iPhones have been getting a lot of heat from privacy advocates for years. It’s likely that privacy concerns will continue to be a public relations nightmare for Apple iPhones despite company efforts to include encryption features in its mobile operating system iOS8. Recent comments from Edward Snowden’s lawyer reveal that the NSA whistleblower doesn’t use iPhones due to professional concerns over security.
Anatoly Kucherena told RIA Novosti that iPhones have software capable of collecting personal information regarding its owner.
“Edward never uses an iPhone, he’s got a simple phone,” Kucherena said. “The iPhone has special software that can activate itself without the owner having to press a button and gather information about him, that’s why on security grounds he refused to have this phone.”
The Inquisitr previously reported on a program called “DROPOUTJEEP” which could provide a backdoor into iPhones by way of Apple’s mobile iOS. A backdoor of this kind could provide remote access to the iPhone’s user data without detection.
The Snowden leaks also revealed that tech giants like Apple and Microsoft were part of a secret surveillance program known as PRISM, which was designed to allow officials to collect user search history, email content, live chats, and file transfers. This according to a Guardian story in June 2013 by Glenn Greenwald and Ewen MacAskill.
Apple also claims that it has not built a secret backdoor into any of its products and services, and that information stored on iPhones and iCloud is not sold to advertisers.

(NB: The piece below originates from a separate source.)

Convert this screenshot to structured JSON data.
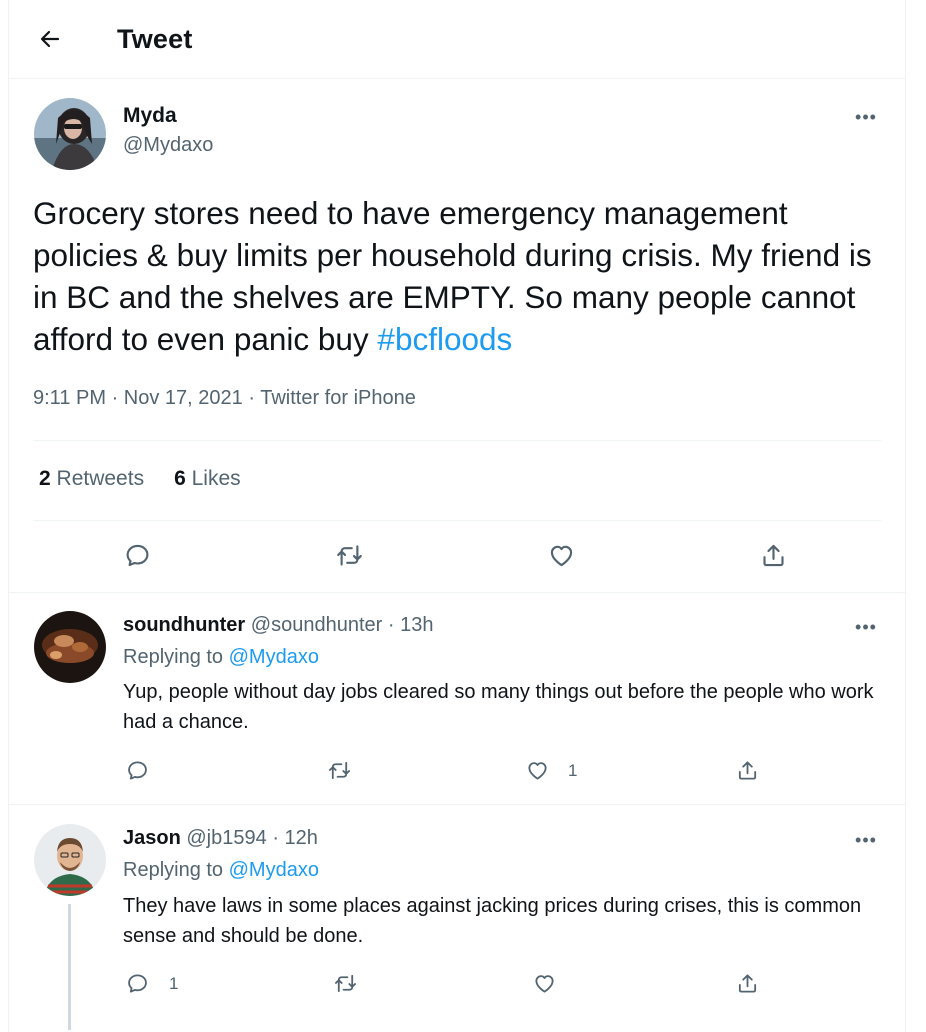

So whom are we to believe? Either the Snowden leaks are an elaborate hoax or tech companies like Apple are lying through their teeth about their commitment to customer privacy. With over 300 million iPhones in active use as of December 2013, iPhone owners may be more interested in how their security features actually work rather than having to make sense of all the NSA surveillance mess and company deniability.
According to The Intercept, despite Apple’s improved encryption in iOS devices like iPhones, users are not protected from government surveillance in most cases. This is because Apple encrypts user iCloud data with their own key – not the user’s key. This means that, in the event of a court order, iPhones are readily available to rat out their owners to the NSA or any other government agency requesting a peek at user data.
iPhones also rely on a four-digit PIN which makes hacking iPhone devices child’s play for intelligence agencies like the NSA. In fact, the 10 most frequently used iPhone codes account for 15 percent of all passwords in use. In short, nearly one in seven iPhones could easily be unlocked without any difficulty.
Apple still has a long way to go to convince customers that their iPhones are safe from prying eyes.
[Image via ABC News.]